What can the story of Joshua and the story of Aslan’s army teach us?
We are safe to live lives of dangerous dependency on God because He is unfailingly faithful.
These victories, these miracles, had been decreed since before the beginning of time. There was no question, for good always triumphs over evil and God’s plans always prevail. I will say that again: the victory was already in place, but the people had to trust God’s promises enough to push through in obedience. Without bold obedience they would have failed to claim the good things God already had in store for them. Why do we do this today? Why do we fail to walk in the good things and the victory God already has for us through the blood of Jesus? It is because we are terrified to live dangerously dependent on God, terrified to live outside of our comfort zones and look crazy to the world. But let me share with you something that I have learned: the more dangerously dependent on God we are, the more we open the door for Him to work miraculously and bring victory in our lives. God can do amazing things regardless of our level of trust in Him, but we cut ourselves off from the fullness of what He wants to do when we refuse to place our trust in Him and Him alone. I am telling you right now, though, that Jesus died and rose again to break off every chain of sin and death and fear that holds us back from a life of outrageous, victorious freedom.

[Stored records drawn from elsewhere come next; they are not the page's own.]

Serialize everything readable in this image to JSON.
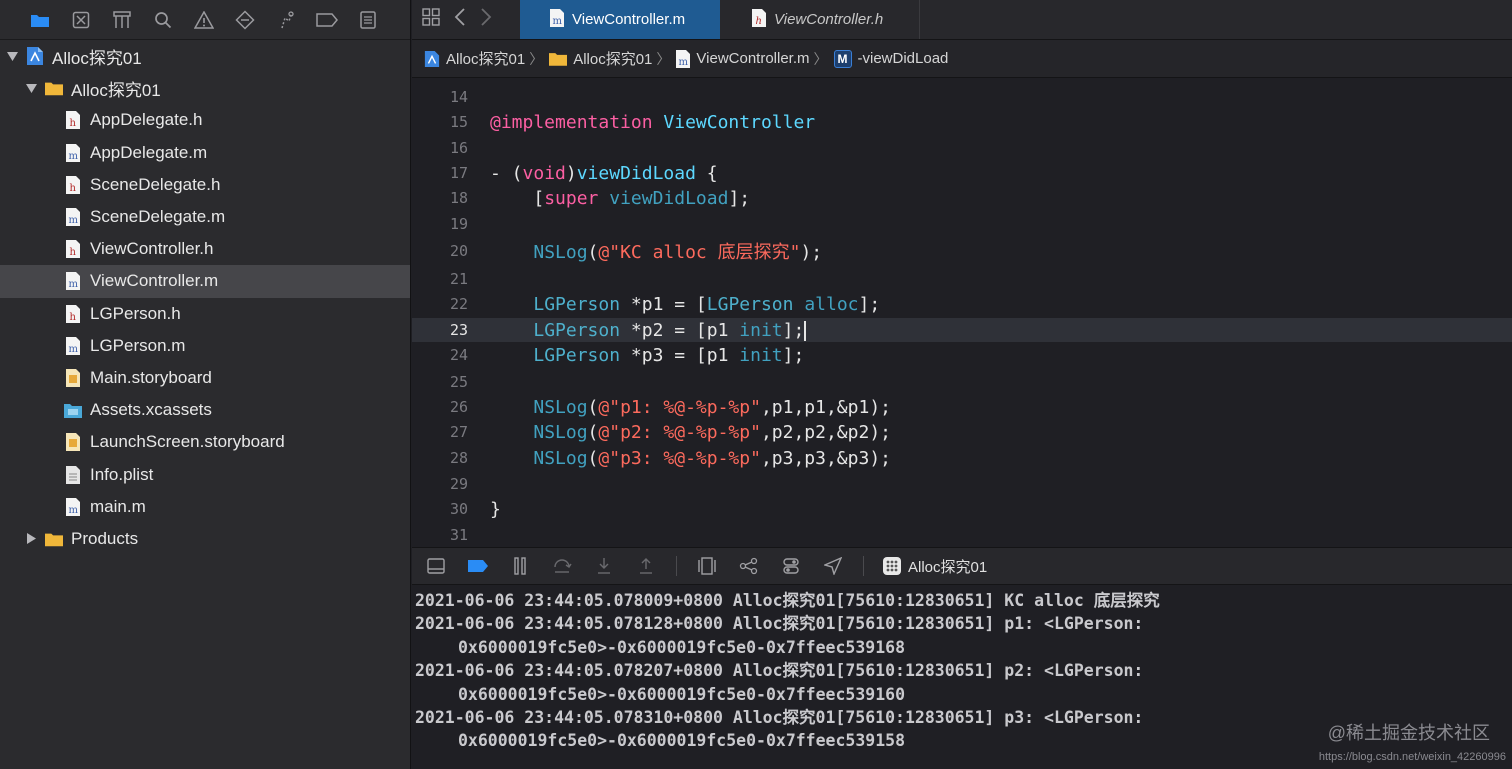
{
  "navigator": {
    "toolbar_icons": [
      "folder-icon",
      "source-control-icon",
      "hierarchy-icon",
      "search-icon",
      "warning-icon",
      "test-icon",
      "debug-icon",
      "breakpoint-icon",
      "report-icon"
    ],
    "project": "Alloc探究01",
    "group": "Alloc探究01",
    "files": [
      {
        "name": "AppDelegate.h",
        "type": "h"
      },
      {
        "name": "AppDelegate.m",
        "type": "m"
      },
      {
        "name": "SceneDelegate.h",
        "type": "h"
      },
      {
        "name": "SceneDelegate.m",
        "type": "m"
      },
      {
        "name": "ViewController.h",
        "type": "h"
      },
      {
        "name": "ViewController.m",
        "type": "m"
      },
      {
        "name": "LGPerson.h",
        "type": "h"
      },
      {
        "name": "LGPerson.m",
        "type": "m"
      },
      {
        "name": "Main.storyboard",
        "type": "storyboard"
      },
      {
        "name": "Assets.xcassets",
        "type": "assets"
      },
      {
        "name": "LaunchScreen.storyboard",
        "type": "storyboard"
      },
      {
        "name": "Info.plist",
        "type": "plist"
      },
      {
        "name": "main.m",
        "type": "m"
      }
    ],
    "products": "Products"
  },
  "tabs": {
    "active": "ViewController.m",
    "inactive": "ViewController.h"
  },
  "jumpbar": {
    "project": "Alloc探究01",
    "group": "Alloc探究01",
    "file": "ViewController.m",
    "method_badge": "M",
    "method": "-viewDidLoad"
  },
  "code": {
    "line_numbers": [
      "14",
      "15",
      "16",
      "17",
      "18",
      "19",
      "20",
      "21",
      "22",
      "23",
      "24",
      "25",
      "26",
      "27",
      "28",
      "29",
      "30",
      "31"
    ],
    "current_line": "23",
    "lines": {
      "l15_kw": "@implementation",
      "l15_cls": "ViewController",
      "l17_a": "- (",
      "l17_kw": "void",
      "l17_b": ")",
      "l17_fn": "viewDidLoad",
      "l17_c": " {",
      "l18_a": "[",
      "l18_kw": "super",
      "l18_fn": "viewDidLoad",
      "l18_b": "];",
      "l20_fn": "NSLog",
      "l20_a": "(",
      "l20_str": "@\"KC alloc 底层探究\"",
      "l20_b": ");",
      "l22_tp": "LGPerson",
      "l22_a": " *p1 = [",
      "l22_tp2": "LGPerson",
      "l22_msg": "alloc",
      "l22_b": "];",
      "l23_tp": "LGPerson",
      "l23_a": " *p2 = [p1 ",
      "l23_msg": "init",
      "l23_b": "];",
      "l24_tp": "LGPerson",
      "l24_a": " *p3 = [p1 ",
      "l24_msg": "init",
      "l24_b": "];",
      "l26_fn": "NSLog",
      "l26_str": "@\"p1: %@-%p-%p\"",
      "l26_b": ",p1,p1,&p1);",
      "l27_fn": "NSLog",
      "l27_str": "@\"p2: %@-%p-%p\"",
      "l27_b": ",p2,p2,&p2);",
      "l28_fn": "NSLog",
      "l28_str": "@\"p3: %@-%p-%p\"",
      "l28_b": ",p3,p3,&p3);",
      "l30": "}"
    }
  },
  "debugbar": {
    "scheme": "Alloc探究01"
  },
  "console": {
    "lines": [
      "2021-06-06 23:44:05.078009+0800 Alloc探究01[75610:12830651] KC alloc 底层探究",
      "2021-06-06 23:44:05.078128+0800 Alloc探究01[75610:12830651] p1: <LGPerson:",
      "0x6000019fc5e0>-0x6000019fc5e0-0x7ffeec539168",
      "2021-06-06 23:44:05.078207+0800 Alloc探究01[75610:12830651] p2: <LGPerson:",
      "0x6000019fc5e0>-0x6000019fc5e0-0x7ffeec539160",
      "2021-06-06 23:44:05.078310+0800 Alloc探究01[75610:12830651] p3: <LGPerson:",
      "0x6000019fc5e0>-0x6000019fc5e0-0x7ffeec539158"
    ]
  },
  "watermark": "@稀土掘金技术社区",
  "watermark_url": "https://blog.csdn.net/weixin_42260996",
  "colors": {
    "accent": "#1f5b92",
    "keyword": "#fc5fa3",
    "string": "#fc6a5d",
    "type": "#4eb0cc"
  }
}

Life with Jesus is a dare to live dangerously dependent and decidedly different.
Will you accept the challenge and take up the torch?